We sat down with Ulrich Rozier, the CEO of Humanoid to find out what his top picks were from this year’s GSMA Mobile World Conference  along with his view on the challenges for NGN. Humanoid is a media network dedicated to new technology in France (FrAndroid, LesArdoises, FraWin, etc.) and to services (Appxoid, Mobs, Roxino, etc.) that generates more than 65 million UV per year.

1- What were your biggest surprises this year at Mobile World Congress ? 

We were expecting a lot of things for this edition. On my side, I could barely imagine how advanced Nokia was with its “Nokia X” strategy. The Finish-American reveal 3 smartphones that are pretty entry-market, and which run with Android, with a whole bunch of services. It’s not that easy to convince the general public, at least the technology savvy one, that Nokia works with Android while remaining Microsoft. The brand image, its colourful design and its price positioning should help, even if its technical assets are not huge.

The other surprise is Finnish too! Sailfish, launched by former Nokia engineers, presented their first OS and their first smartphone called Jolla. Based on MeeGo, it provides a very refreshing and innovative interface. The home screen of Sailfish OS is a potentially richer alternative to iOS or Android, with a sense of details which is a real visual enjoyment. Nonetheless, I’m not sure that this technology can become the standard within mobile OS market. It will probably be acquired…

Read more about Sailfish et. al. here: c_FrAndroid-MWC-2014-DSC02213-630x354

Finally, a Russian constructor has developed the Yotaphone. A device which has 2 screens: a traditional LCD IPS on the front, and an e-ink screen in the back. The integration really makes the job.


2- Networks have to adapt to growing usages and a boom of new services. Latency should be reduced, while keeping a good resilience. What are the biggest challenges for you?

We need to rethink infrastructures, it’s obvious. I was discussing with Qualcomm, they have solutions, but implementing them is very costly while profitability is not always there. In France, with Free, what consumers have to pay got really reduced; Bouygues Telecom and Free Mobile accelerated 4G LTE offers for the French, which made this technology accessible…Nonetheless, infrastructures suffered from this competition. Infrastructures tend to be less qualitative, internet providers and telco companies hesitate when it comes to investing in good material and at the end, the user also experiences that. 3G performances have never been that bad, but 3G antennas are saturated. A lot of telco companies launch newer, cheaper offers with new brands, but what very few clients know is that these offers are far from being a priority on the network. Performances are then very often far from what “traditional” consumers experience.
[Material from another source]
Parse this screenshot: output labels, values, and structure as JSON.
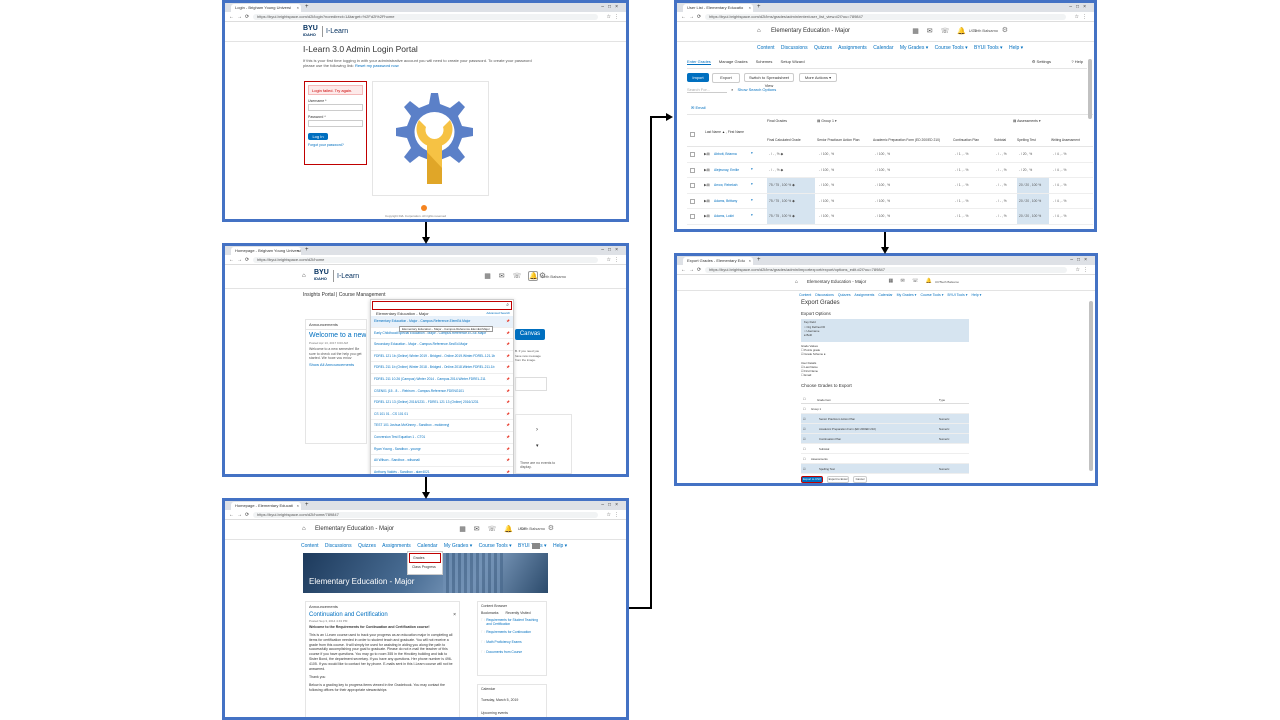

Finally, interconnection of antennas need to be changed. We opted for a “long distance” network in France. We should invest in short distance network, even if we increase the density of antennas. In South Korea, they can then deliver an indoor coverage, in shopping centres or in the tube.

3- Have you ever experienced a sort of frustration while using apps or services?

You’re right, we can talk about waste – resources, interfaces and efficiency! App builders don’t have a refined reflex. Today, with sensors on our devices or with services capturing data, it’s easier to create a context-sensitive user experience. Suggesting better interfaces with the right content at the right time will mean that every successful app builder is context aware. The less it’s visible, the more efficient it is.


4- Who should we carefully watch ?

I’m really into connected objects. It goes beyond what we might imagine with bathroom scales or ribbons. ‘Internet of Things’ is a true revolution. I’m following what’s going on in the management of connected objects like sen.se. I follow enterprise apps: it can be mobile apps or even personalized Android ROM. Android is very often at the centre of these challenges as it’s a very flexible platform. I also follow what’s going on around iBeacon (Apple) based on Bluetooth 4.0. It can generate very tangible experiences in a wide diversity of industries. And so to the Internet of Things